» MATERIAL FOR THIS TASK:
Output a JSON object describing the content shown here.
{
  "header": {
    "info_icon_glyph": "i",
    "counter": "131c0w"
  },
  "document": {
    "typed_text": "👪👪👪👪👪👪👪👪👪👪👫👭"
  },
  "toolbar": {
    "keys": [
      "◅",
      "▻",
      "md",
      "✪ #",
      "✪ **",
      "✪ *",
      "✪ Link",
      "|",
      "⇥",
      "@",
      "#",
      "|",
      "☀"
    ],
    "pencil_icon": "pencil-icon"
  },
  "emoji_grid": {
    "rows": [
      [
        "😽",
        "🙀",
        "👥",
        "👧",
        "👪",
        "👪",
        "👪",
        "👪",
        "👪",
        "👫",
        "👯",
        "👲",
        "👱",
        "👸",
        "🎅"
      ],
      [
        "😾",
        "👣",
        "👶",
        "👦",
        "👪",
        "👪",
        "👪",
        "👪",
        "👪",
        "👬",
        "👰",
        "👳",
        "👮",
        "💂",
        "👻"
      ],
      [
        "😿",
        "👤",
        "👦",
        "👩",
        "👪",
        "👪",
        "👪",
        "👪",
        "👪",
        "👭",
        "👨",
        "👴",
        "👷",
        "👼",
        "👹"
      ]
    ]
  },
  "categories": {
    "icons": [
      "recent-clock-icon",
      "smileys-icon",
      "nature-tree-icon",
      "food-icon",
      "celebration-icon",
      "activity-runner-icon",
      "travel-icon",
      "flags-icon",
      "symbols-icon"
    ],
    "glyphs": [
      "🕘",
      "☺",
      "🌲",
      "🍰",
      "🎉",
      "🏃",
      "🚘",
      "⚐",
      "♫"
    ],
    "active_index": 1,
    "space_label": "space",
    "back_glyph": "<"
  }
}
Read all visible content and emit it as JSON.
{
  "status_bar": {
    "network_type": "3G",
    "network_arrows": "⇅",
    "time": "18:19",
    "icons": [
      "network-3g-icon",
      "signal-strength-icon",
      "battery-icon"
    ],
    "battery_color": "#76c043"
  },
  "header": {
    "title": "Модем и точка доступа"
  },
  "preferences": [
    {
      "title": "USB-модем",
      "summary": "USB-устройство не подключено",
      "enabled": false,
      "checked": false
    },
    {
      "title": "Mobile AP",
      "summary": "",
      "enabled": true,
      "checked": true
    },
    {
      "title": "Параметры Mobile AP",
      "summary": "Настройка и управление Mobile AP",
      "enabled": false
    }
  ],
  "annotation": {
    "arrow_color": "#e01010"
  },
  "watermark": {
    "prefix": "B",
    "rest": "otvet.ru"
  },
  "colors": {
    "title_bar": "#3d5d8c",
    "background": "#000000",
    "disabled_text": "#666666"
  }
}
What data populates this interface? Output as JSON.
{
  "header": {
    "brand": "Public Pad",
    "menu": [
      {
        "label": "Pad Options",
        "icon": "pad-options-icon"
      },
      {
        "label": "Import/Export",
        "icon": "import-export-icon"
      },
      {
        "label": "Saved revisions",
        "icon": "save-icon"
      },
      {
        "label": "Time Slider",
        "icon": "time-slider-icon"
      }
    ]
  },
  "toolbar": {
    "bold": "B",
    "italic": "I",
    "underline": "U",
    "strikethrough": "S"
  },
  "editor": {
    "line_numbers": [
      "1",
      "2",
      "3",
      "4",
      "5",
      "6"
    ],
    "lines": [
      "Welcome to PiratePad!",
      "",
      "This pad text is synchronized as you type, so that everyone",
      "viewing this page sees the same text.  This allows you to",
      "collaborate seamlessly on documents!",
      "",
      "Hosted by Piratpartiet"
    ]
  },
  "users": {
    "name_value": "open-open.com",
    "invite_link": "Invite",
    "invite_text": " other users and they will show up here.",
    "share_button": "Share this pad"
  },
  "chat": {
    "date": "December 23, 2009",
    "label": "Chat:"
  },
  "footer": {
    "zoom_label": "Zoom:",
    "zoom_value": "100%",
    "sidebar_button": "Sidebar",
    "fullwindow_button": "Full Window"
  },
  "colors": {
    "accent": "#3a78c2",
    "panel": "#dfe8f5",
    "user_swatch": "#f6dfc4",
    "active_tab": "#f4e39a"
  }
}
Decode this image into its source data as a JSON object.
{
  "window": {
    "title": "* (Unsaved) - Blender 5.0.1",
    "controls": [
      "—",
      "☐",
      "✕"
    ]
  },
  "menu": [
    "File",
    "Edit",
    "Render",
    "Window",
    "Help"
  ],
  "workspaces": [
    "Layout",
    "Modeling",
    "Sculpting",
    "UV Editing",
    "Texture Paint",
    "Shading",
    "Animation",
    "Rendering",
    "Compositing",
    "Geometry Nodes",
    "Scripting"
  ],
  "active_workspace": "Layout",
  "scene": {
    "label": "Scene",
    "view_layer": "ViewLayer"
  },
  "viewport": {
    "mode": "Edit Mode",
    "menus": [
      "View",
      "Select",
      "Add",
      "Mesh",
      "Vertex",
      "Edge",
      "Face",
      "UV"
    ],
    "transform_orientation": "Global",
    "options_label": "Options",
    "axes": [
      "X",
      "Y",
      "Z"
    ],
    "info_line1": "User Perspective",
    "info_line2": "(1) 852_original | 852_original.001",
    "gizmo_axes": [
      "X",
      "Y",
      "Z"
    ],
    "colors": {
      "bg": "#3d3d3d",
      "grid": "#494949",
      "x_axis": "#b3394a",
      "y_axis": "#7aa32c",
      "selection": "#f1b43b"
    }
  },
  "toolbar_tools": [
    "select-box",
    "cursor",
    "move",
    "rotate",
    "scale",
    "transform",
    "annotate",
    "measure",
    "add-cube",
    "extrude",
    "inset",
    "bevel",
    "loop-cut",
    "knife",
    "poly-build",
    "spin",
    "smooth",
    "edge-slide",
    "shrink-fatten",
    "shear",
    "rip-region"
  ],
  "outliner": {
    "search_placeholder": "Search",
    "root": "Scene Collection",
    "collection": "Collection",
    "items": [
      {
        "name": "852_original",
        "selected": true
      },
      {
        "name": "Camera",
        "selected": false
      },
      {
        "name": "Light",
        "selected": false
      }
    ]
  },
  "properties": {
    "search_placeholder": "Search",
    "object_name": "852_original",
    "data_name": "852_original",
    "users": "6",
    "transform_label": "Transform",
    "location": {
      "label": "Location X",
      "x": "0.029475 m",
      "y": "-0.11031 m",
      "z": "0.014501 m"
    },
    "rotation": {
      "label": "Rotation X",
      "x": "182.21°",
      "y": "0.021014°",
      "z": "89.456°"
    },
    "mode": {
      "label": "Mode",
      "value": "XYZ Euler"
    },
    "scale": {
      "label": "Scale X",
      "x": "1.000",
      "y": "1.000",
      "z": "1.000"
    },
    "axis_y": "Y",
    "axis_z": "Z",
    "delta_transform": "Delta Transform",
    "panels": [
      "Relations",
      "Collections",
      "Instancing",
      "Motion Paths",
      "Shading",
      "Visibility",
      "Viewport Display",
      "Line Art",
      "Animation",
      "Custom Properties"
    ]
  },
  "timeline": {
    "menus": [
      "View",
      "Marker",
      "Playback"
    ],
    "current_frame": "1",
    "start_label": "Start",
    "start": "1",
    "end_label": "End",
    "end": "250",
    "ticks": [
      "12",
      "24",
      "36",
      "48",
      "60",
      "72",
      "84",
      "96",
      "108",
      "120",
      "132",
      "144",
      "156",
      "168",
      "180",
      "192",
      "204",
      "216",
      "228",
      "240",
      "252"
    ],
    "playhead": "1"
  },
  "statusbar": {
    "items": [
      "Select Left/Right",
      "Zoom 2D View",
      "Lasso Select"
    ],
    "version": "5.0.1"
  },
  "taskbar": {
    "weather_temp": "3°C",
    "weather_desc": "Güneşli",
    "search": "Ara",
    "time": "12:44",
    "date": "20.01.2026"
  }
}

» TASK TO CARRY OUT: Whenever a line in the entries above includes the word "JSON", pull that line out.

» EXERCISE OUTPUT:
Output a JSON object describing the content shown here.
Read all visible content and emit it as JSON.
What data populates this interface? Output as JSON.
Decode this image into its source data as a JSON object.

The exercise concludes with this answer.